In science[edit]

The original description of the insect juvenile hormone by Carrol M. Williams in Nature in 1956 is from the Cecropia silkworm (Platysamia cecropia L.= Hyalophora cecropia) the giant silkworm.[5] This large insect had enough juvenile hormone in its abdomen to permit extraction of detectable JH from a single abdomen.

In the media[edit]

In August 2012, a cecropia moth caterpillar was accidentally imported from Ontario to St. John’s, Newfoundland, via a shipment of dogwood shrubs.[6] Cecropia are not native to the latter province.[1] Within 48 hours of its arrival the caterpillar began spinning a cocoon; it wintered at the federal Agriculture and Agri-Food research facility in St. John’s, whence it had been transferred by the owner of the importing company.

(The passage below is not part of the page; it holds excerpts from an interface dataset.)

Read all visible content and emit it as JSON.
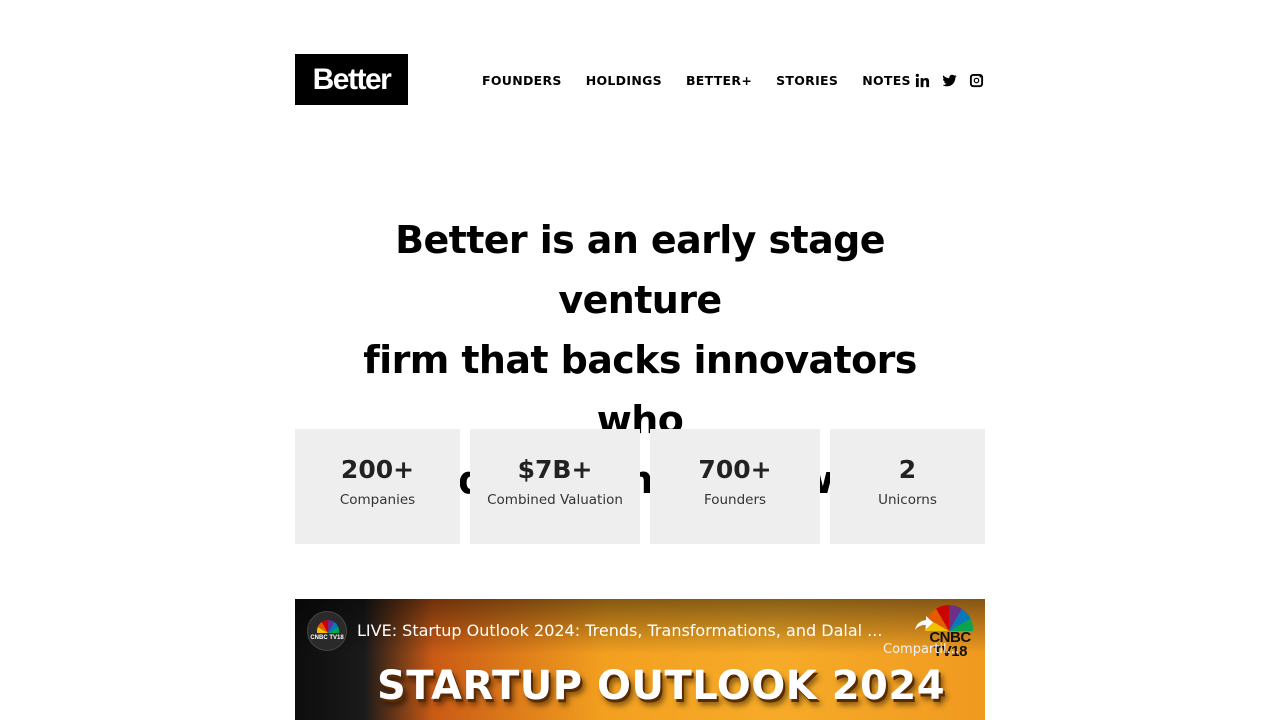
{
  "header": {
    "logo_text": "Better",
    "nav": [
      {
        "label": "FOUNDERS"
      },
      {
        "label": "HOLDINGS"
      },
      {
        "label": "BETTER+"
      },
      {
        "label": "STORIES"
      },
      {
        "label": "NOTES"
      }
    ],
    "social_icons": [
      "linkedin-icon",
      "twitter-icon",
      "instagram-icon"
    ]
  },
  "hero": {
    "line1": "Better is an early stage venture",
    "line2": "firm that backs innovators who",
    "line3": "intend to change the world."
  },
  "stats": [
    {
      "value": "200+",
      "label": "Companies"
    },
    {
      "value": "$7B+",
      "label": "Combined Valuation"
    },
    {
      "value": "700+",
      "label": "Founders"
    },
    {
      "value": "2",
      "label": "Unicorns"
    }
  ],
  "video": {
    "title": "LIVE: Startup Outlook 2024: Trends, Transformations, and Dalal ...",
    "share_label": "Compartil...",
    "channel_logo_text": "CNBC TV18",
    "corner_logo_text": "CNBC TV18",
    "banner_text": "STARTUP OUTLOOK 2024"
  },
  "colors": {
    "stat_background": "#eeeeee",
    "logo_background": "#000000",
    "video_orange": "#f3a01f"
  }
}
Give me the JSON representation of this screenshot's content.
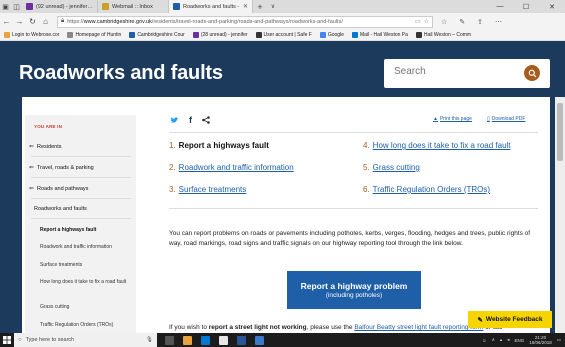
{
  "browser": {
    "tabs": [
      {
        "label": "(92 unread) - jenniferabl4",
        "favicon_color": "#6b2fa0"
      },
      {
        "label": "Webmail :: Inbox",
        "favicon_color": "#c9a227"
      },
      {
        "label": "Roadworks and faults -",
        "favicon_color": "#1f5fa8",
        "active": true
      }
    ],
    "url_host": "www.cambridgeshire.gov.uk",
    "url_path": "/residents/travel-roads-and-parking/roads-and-pathways/roadworks-and-faults/",
    "url_scheme": "https://",
    "favourites": [
      {
        "label": "Login to Webrose.cor",
        "color": "#e8a33c"
      },
      {
        "label": "Homepage of Huntin",
        "color": "#888888"
      },
      {
        "label": "Cambridgeshire Cour",
        "color": "#1f5fa8"
      },
      {
        "label": "(28 unread) - jennifer",
        "color": "#6b2fa0"
      },
      {
        "label": "User account | Safe F",
        "color": "#333333"
      },
      {
        "label": "Google",
        "color": "#4285f4"
      },
      {
        "label": "Mail - Hail Weston Pa",
        "color": "#0078d4"
      },
      {
        "label": "Hail Weston – Comm",
        "color": "#333333"
      }
    ]
  },
  "header": {
    "title": "Roadworks and faults",
    "search_placeholder": "Search"
  },
  "sidebar": {
    "heading": "YOU ARE IN",
    "crumbs": [
      "Residents",
      "Travel, roads & parking",
      "Roads and pathways"
    ],
    "section": "Roadworks and faults",
    "sub_items": [
      {
        "label": "Report a highways fault",
        "current": true
      },
      {
        "label": "Roadwork and traffic information"
      },
      {
        "label": "Surface treatments"
      },
      {
        "label": "How long does it take to fix a road fault"
      },
      {
        "label": "Grass cutting"
      },
      {
        "label": "Traffic Regulation Orders (TROs)"
      }
    ]
  },
  "tools": {
    "print": "Print this page",
    "download": "Download PDF"
  },
  "toc": [
    {
      "num": "1.",
      "label": "Report a highways fault",
      "current": true
    },
    {
      "num": "2.",
      "label": "Roadwork and traffic information"
    },
    {
      "num": "3.",
      "label": "Surface treatments"
    },
    {
      "num": "4.",
      "label": "How long does it take to fix a road fault"
    },
    {
      "num": "5.",
      "label": "Grass cutting"
    },
    {
      "num": "6.",
      "label": "Traffic Regulation Orders (TROs)"
    }
  ],
  "body": {
    "paragraph": "You can report problems on roads or pavements including potholes, kerbs, verges, flooding, hedges and trees, public rights of way, road markings, road signs and traffic signals on our highway reporting tool through the link below.",
    "cta_line1": "Report a highway problem",
    "cta_line2": "(including potholes)",
    "bottom_pre": "If you wish to ",
    "bottom_bold": "report a street light not working",
    "bottom_mid": ", please use the ",
    "bottom_link": "Balfour Beatty street light fault reporting form",
    "bottom_post": " or call"
  },
  "feedback": "Website Feedback",
  "taskbar": {
    "search_placeholder": "Type here to search",
    "lang": "ENG",
    "time": "21:20",
    "date": "16/06/2018"
  }
}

On 29 May 2013, the predominantly black and red female moth — named ‘Georgina’ by the facility’s staff — emerged from her cocoon boasting a roughly 20 cm wingspan. After allowing Georgina to complete her natural lifespan, researchers planned to pin and preserve her “for future study”.[7]

Life cycle gallery[edit]


  1. ^ a b Index to the Bombycoidea, Drepanoidea, Lasiocampoidea, and Mimallonoidea of Canada, with regional distributions, Canadian Biodiversity Information Facility, Government of Canada, 2004-02-18, retrieved 2013-06-12 
  2. ^ Cecropia Moth — Life Cycle
  3. ^ Cecropia Moth - Hyalophora cecropia
  4. ^ Elkinton, J. S.; Boettner, G. H. The Effects of COMPSILURA CONCINNATA, an Introduced Generalist Tachinid, on Non-Target Species in North America: A Cautionary Tale (PDF). 
  5. ^ Nature (1956) Vol. 178 No. 4526 Pages 212-213, Carrol M Williams: The Juvenile Hormone of Insects
  6. ^ "An uncommon visitor with many little legs". CBC News. 2012-08-08. Retrieved 2013-05-31. 
  7. ^ "Rare stowaway turns into spectacular moth". CBC News. 2013-05-31. Retrieved 2013-05-31. 

External links[edit]